[Dataset records]

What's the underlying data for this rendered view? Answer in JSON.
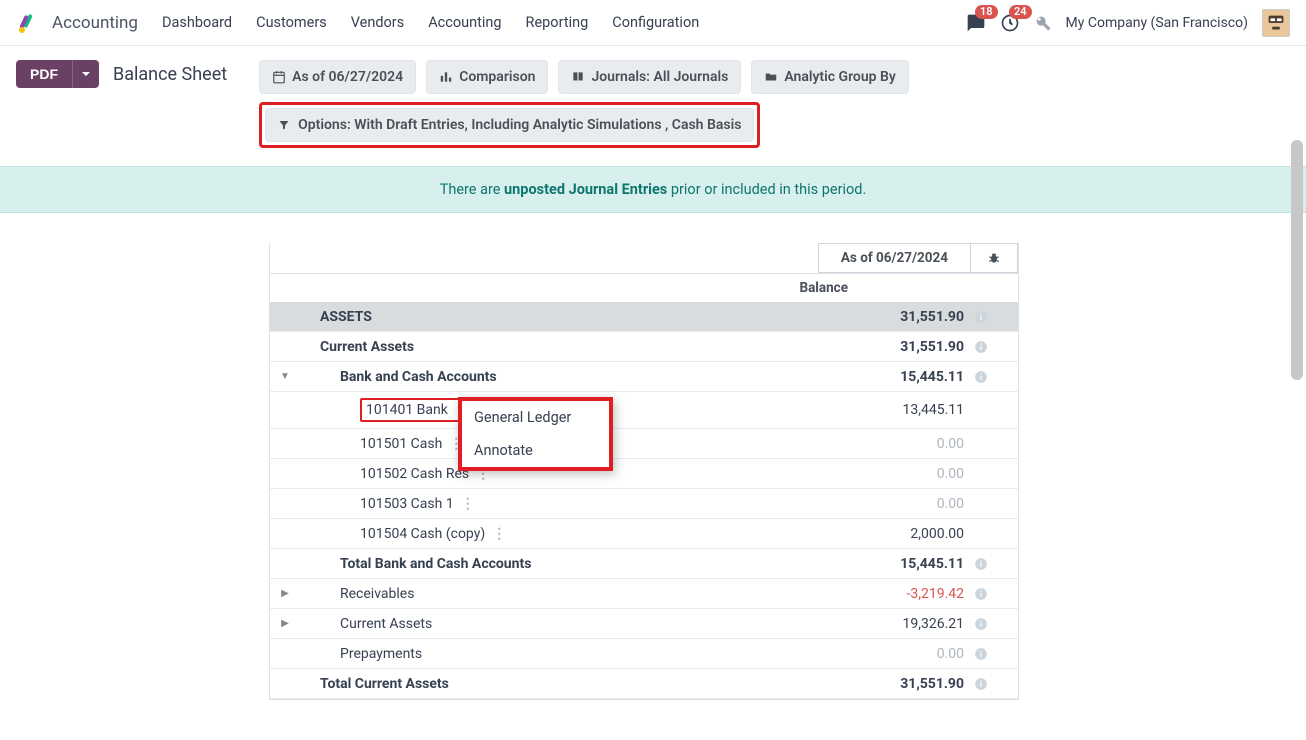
{
  "header": {
    "app_name": "Accounting",
    "nav": [
      "Dashboard",
      "Customers",
      "Vendors",
      "Accounting",
      "Reporting",
      "Configuration"
    ],
    "badges": {
      "chat": "18",
      "clock": "24"
    },
    "company": "My Company (San Francisco)"
  },
  "pdf_label": "PDF",
  "page_title": "Balance Sheet",
  "filters": {
    "asof": "As of 06/27/2024",
    "comparison": "Comparison",
    "journals": "Journals: All Journals",
    "analytic": "Analytic Group By",
    "options": "Options: With Draft Entries, Including Analytic Simulations , Cash Basis"
  },
  "alert": {
    "pre": "There are ",
    "bold": "unposted Journal Entries",
    "post": " prior or included in this period."
  },
  "report": {
    "header_date": "As of 06/27/2024",
    "balance_label": "Balance",
    "rows": [
      {
        "type": "section",
        "label": "ASSETS",
        "amount": "31,551.90",
        "info": true,
        "indent": 1
      },
      {
        "type": "bold",
        "label": "Current Assets",
        "amount": "31,551.90",
        "info": true,
        "indent": 1
      },
      {
        "type": "bold",
        "label": "Bank and Cash Accounts",
        "amount": "15,445.11",
        "info": true,
        "indent": 2,
        "caret": "down"
      },
      {
        "type": "acct",
        "label": "101401 Bank",
        "amount": "13,445.11",
        "indent": 3,
        "highlight": true,
        "popup": true
      },
      {
        "type": "acct",
        "label": "101501 Cash",
        "amount": "0.00",
        "muted": true,
        "indent": 3
      },
      {
        "type": "acct",
        "label": "101502 Cash Res",
        "amount": "0.00",
        "muted": true,
        "indent": 3,
        "truncated": true
      },
      {
        "type": "acct",
        "label": "101503 Cash 1",
        "amount": "0.00",
        "muted": true,
        "indent": 3
      },
      {
        "type": "acct",
        "label": "101504 Cash (copy)",
        "amount": "2,000.00",
        "indent": 3
      },
      {
        "type": "bold",
        "label": "Total Bank and Cash Accounts",
        "amount": "15,445.11",
        "info": true,
        "indent": 2
      },
      {
        "type": "plain",
        "label": "Receivables",
        "amount": "-3,219.42",
        "neg": true,
        "info": true,
        "indent": 2,
        "caret": "right"
      },
      {
        "type": "plain",
        "label": "Current Assets",
        "amount": "19,326.21",
        "info": true,
        "indent": 2,
        "caret": "right"
      },
      {
        "type": "plain",
        "label": "Prepayments",
        "amount": "0.00",
        "muted": true,
        "info": true,
        "indent": 2
      },
      {
        "type": "bold",
        "label": "Total Current Assets",
        "amount": "31,551.90",
        "info": true,
        "indent": 1
      }
    ],
    "popup_items": [
      "General Ledger",
      "Annotate"
    ]
  }
}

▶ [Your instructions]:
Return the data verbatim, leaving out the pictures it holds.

▶ [Solution to this task]:
What's the underlying data for this rendered view? Answer in JSON.
{
  "header": {
    "app_name": "Accounting",
    "nav": [
      "Dashboard",
      "Customers",
      "Vendors",
      "Accounting",
      "Reporting",
      "Configuration"
    ],
    "badges": {
      "chat": "18",
      "clock": "24"
    },
    "company": "My Company (San Francisco)"
  },
  "pdf_label": "PDF",
  "page_title": "Balance Sheet",
  "filters": {
    "asof": "As of 06/27/2024",
    "comparison": "Comparison",
    "journals": "Journals: All Journals",
    "analytic": "Analytic Group By",
    "options": "Options: With Draft Entries, Including Analytic Simulations , Cash Basis"
  },
  "alert": {
    "pre": "There are ",
    "bold": "unposted Journal Entries",
    "post": " prior or included in this period."
  },
  "report": {
    "header_date": "As of 06/27/2024",
    "balance_label": "Balance",
    "rows": [
      {
        "type": "section",
        "label": "ASSETS",
        "amount": "31,551.90",
        "info": true,
        "indent": 1
      },
      {
        "type": "bold",
        "label": "Current Assets",
        "amount": "31,551.90",
        "info": true,
        "indent": 1
      },
      {
        "type": "bold",
        "label": "Bank and Cash Accounts",
        "amount": "15,445.11",
        "info": true,
        "indent": 2,
        "caret": "down"
      },
      {
        "type": "acct",
        "label": "101401 Bank",
        "amount": "13,445.11",
        "indent": 3,
        "highlight": true,
        "popup": true
      },
      {
        "type": "acct",
        "label": "101501 Cash",
        "amount": "0.00",
        "muted": true,
        "indent": 3
      },
      {
        "type": "acct",
        "label": "101502 Cash Res",
        "amount": "0.00",
        "muted": true,
        "indent": 3,
        "truncated": true
      },
      {
        "type": "acct",
        "label": "101503 Cash 1",
        "amount": "0.00",
        "muted": true,
        "indent": 3
      },
      {
        "type": "acct",
        "label": "101504 Cash (copy)",
        "amount": "2,000.00",
        "indent": 3
      },
      {
        "type": "bold",
        "label": "Total Bank and Cash Accounts",
        "amount": "15,445.11",
        "info": true,
        "indent": 2
      },
      {
        "type": "plain",
        "label": "Receivables",
        "amount": "-3,219.42",
        "neg": true,
        "info": true,
        "indent": 2,
        "caret": "right"
      },
      {
        "type": "plain",
        "label": "Current Assets",
        "amount": "19,326.21",
        "info": true,
        "indent": 2,
        "caret": "right"
      },
      {
        "type": "plain",
        "label": "Prepayments",
        "amount": "0.00",
        "muted": true,
        "info": true,
        "indent": 2
      },
      {
        "type": "bold",
        "label": "Total Current Assets",
        "amount": "31,551.90",
        "info": true,
        "indent": 1
      }
    ],
    "popup_items": [
      "General Ledger",
      "Annotate"
    ]
  }
}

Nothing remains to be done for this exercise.